*Work required*:
Pull every line with "form" from the data.

*Data records*:
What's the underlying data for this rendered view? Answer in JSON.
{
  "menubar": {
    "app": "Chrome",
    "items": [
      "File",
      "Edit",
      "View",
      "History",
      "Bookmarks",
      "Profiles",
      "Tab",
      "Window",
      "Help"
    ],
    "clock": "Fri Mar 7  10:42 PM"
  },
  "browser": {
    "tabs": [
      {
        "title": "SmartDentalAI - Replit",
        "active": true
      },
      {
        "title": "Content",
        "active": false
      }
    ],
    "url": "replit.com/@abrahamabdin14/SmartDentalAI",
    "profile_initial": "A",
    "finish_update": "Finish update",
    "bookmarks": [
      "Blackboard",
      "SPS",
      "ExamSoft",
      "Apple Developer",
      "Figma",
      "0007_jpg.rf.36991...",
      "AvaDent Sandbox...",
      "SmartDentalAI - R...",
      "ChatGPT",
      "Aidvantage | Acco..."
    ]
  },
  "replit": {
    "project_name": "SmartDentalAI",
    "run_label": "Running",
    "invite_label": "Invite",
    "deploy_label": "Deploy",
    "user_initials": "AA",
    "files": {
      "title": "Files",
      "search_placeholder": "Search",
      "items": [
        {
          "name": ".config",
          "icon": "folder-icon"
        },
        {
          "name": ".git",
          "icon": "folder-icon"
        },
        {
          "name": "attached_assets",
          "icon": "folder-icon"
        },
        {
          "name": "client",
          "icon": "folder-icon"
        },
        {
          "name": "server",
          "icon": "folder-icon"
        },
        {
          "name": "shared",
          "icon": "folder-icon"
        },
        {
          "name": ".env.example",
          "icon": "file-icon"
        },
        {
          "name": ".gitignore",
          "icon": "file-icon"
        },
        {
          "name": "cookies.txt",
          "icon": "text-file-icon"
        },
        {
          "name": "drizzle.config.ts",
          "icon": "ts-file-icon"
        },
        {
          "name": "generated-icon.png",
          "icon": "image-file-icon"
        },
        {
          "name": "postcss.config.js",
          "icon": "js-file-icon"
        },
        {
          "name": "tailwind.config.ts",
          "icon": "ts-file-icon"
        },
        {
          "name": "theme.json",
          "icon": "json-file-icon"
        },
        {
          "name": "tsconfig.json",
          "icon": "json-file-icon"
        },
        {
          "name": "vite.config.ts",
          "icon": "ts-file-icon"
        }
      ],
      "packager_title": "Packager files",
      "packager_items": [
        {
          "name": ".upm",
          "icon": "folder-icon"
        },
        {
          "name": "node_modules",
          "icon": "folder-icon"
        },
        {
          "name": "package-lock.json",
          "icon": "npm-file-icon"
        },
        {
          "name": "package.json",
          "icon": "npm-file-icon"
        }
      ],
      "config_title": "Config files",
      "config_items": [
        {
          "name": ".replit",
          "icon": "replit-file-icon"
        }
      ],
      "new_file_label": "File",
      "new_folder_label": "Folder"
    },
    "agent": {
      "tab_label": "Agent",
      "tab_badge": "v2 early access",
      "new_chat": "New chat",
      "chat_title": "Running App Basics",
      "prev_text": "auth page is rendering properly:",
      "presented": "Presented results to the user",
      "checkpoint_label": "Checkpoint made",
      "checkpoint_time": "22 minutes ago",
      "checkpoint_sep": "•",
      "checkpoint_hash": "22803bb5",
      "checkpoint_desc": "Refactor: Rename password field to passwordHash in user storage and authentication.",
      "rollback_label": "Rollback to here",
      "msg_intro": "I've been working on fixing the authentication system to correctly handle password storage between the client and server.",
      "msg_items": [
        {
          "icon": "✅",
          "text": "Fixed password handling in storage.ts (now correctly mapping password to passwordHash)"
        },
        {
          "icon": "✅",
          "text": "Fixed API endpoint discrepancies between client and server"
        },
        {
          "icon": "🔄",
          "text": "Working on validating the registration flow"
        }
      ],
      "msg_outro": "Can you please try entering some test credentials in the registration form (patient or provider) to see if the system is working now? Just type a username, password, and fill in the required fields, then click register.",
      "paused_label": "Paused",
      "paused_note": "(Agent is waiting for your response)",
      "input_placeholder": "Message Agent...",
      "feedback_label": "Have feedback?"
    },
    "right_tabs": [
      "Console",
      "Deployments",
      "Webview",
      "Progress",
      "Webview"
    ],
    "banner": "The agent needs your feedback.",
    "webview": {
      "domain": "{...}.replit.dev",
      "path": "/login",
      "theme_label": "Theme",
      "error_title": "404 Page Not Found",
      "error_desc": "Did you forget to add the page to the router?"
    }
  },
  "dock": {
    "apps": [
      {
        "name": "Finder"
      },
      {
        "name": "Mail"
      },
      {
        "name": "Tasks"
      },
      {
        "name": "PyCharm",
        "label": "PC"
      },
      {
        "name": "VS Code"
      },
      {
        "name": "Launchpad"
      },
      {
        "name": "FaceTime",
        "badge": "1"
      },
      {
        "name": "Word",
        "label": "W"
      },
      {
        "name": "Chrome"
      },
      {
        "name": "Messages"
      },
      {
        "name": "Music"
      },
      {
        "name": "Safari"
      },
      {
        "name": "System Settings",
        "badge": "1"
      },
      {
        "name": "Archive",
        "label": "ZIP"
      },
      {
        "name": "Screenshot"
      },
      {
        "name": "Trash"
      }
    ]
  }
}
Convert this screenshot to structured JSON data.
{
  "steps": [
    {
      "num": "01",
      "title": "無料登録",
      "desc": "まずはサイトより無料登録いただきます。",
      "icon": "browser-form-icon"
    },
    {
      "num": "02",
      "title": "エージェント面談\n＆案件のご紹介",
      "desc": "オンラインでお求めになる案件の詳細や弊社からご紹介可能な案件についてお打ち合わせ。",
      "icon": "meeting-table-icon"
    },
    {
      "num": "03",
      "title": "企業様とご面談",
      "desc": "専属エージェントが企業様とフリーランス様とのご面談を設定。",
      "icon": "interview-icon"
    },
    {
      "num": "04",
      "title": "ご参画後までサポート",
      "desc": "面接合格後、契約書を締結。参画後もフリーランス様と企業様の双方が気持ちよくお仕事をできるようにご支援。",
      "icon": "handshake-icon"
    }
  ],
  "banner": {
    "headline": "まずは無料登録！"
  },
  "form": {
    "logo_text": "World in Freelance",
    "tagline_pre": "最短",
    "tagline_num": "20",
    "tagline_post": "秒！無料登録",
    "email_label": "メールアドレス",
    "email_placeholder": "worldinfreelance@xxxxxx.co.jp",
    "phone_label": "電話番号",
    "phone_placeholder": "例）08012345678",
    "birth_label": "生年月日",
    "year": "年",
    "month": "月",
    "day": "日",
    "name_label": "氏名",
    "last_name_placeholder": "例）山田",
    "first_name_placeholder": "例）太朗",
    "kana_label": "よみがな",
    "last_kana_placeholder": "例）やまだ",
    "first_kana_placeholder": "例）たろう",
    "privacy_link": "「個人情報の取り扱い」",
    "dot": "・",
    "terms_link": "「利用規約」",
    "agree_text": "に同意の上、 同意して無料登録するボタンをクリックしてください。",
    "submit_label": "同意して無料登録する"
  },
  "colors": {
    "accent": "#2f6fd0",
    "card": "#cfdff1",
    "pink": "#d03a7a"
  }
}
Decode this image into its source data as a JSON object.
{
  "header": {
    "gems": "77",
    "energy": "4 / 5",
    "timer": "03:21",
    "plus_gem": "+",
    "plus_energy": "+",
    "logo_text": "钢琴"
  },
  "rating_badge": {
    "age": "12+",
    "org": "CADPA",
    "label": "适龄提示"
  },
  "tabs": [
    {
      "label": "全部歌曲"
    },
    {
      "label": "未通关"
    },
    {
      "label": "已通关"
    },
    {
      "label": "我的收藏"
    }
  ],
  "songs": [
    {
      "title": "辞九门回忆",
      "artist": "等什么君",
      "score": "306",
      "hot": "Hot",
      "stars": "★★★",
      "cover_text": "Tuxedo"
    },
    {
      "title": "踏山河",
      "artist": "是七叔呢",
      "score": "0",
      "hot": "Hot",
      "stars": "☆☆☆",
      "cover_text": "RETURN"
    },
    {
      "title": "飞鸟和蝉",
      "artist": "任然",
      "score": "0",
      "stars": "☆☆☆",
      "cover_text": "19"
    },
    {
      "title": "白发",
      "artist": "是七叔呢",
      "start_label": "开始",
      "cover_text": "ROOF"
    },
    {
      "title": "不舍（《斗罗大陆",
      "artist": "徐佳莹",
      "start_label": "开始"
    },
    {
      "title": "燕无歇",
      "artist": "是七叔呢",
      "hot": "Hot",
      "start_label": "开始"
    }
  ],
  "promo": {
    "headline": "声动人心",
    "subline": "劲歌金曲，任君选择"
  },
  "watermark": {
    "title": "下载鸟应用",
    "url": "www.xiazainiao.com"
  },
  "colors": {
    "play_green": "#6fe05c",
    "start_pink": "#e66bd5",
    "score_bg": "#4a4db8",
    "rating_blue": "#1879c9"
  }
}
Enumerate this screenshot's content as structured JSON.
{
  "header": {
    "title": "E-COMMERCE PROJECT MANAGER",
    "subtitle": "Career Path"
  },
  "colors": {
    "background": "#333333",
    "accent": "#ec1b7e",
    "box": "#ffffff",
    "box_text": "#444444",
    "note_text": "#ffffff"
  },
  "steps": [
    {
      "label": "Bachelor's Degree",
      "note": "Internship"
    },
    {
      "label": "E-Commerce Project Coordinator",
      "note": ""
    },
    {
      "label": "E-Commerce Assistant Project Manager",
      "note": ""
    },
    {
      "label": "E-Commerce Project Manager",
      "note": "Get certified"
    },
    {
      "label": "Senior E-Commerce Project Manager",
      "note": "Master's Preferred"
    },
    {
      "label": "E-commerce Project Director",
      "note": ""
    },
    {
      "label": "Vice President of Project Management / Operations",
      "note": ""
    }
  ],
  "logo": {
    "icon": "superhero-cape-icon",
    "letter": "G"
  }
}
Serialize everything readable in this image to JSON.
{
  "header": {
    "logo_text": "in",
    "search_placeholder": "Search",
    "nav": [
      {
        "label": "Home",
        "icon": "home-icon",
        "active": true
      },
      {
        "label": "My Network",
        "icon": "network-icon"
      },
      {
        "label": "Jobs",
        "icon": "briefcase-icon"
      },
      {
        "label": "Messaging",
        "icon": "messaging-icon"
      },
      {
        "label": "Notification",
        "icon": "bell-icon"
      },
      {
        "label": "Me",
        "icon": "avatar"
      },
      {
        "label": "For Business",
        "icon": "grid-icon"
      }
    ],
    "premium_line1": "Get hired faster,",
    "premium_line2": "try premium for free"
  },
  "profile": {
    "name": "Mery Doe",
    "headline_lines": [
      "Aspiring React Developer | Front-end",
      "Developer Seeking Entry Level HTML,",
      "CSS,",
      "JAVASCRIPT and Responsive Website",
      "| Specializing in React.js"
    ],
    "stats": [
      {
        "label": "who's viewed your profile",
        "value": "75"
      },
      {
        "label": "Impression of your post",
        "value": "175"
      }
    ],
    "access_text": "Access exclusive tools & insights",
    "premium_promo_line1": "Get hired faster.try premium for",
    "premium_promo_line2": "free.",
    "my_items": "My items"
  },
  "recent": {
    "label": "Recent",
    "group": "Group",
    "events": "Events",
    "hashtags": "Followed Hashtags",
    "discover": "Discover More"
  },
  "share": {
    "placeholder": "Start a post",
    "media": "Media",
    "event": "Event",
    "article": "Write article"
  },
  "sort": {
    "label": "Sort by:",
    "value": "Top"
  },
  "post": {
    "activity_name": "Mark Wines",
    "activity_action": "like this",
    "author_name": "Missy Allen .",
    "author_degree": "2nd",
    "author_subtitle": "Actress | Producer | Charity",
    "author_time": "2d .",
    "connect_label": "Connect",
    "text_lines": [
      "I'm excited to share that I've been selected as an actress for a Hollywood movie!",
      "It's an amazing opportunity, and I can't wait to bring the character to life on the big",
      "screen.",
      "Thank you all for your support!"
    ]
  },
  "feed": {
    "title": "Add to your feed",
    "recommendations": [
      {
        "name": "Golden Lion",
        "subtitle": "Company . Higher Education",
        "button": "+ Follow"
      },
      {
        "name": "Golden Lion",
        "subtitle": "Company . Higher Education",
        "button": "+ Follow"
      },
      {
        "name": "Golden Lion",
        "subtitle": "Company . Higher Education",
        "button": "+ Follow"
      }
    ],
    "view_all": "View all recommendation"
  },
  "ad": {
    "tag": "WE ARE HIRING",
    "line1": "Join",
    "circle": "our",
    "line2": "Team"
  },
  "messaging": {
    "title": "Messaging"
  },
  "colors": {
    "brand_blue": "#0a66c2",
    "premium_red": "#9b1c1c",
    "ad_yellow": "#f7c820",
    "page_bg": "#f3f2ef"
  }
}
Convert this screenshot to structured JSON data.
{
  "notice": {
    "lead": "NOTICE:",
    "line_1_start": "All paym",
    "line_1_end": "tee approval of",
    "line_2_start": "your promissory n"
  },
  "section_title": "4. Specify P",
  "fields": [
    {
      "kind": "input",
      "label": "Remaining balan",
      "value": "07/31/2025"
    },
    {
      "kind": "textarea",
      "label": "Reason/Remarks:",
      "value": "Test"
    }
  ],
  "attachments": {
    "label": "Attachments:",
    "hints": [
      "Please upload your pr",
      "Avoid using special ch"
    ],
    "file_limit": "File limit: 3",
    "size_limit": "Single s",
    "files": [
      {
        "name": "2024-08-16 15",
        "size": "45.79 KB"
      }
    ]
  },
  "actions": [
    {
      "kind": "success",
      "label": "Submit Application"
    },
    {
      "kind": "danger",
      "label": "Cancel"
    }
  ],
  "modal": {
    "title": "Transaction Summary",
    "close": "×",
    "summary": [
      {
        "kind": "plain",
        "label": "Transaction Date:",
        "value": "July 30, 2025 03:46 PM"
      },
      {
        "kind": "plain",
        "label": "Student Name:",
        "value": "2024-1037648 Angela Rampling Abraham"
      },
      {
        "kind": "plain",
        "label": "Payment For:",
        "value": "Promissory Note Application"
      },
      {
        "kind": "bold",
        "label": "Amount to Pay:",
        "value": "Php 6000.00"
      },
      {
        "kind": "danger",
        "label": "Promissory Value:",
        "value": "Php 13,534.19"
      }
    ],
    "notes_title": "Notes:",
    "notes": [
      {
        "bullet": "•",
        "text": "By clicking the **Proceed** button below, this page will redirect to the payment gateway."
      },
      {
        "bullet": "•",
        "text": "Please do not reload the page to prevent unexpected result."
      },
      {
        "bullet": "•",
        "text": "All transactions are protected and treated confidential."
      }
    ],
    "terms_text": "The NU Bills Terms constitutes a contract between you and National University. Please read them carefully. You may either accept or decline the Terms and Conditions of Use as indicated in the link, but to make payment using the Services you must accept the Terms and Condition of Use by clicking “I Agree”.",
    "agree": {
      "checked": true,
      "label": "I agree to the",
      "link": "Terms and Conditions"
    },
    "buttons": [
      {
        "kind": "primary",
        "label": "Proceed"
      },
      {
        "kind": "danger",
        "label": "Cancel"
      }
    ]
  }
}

*Result of the task*:
      "msg_outro": "Can you please try entering some test credentials in the registration form (patient or provider) to see if the system is working now? Just type a username, password, and fill in the required fields, then click register.",
      "icon": "browser-form-icon"
  "form": {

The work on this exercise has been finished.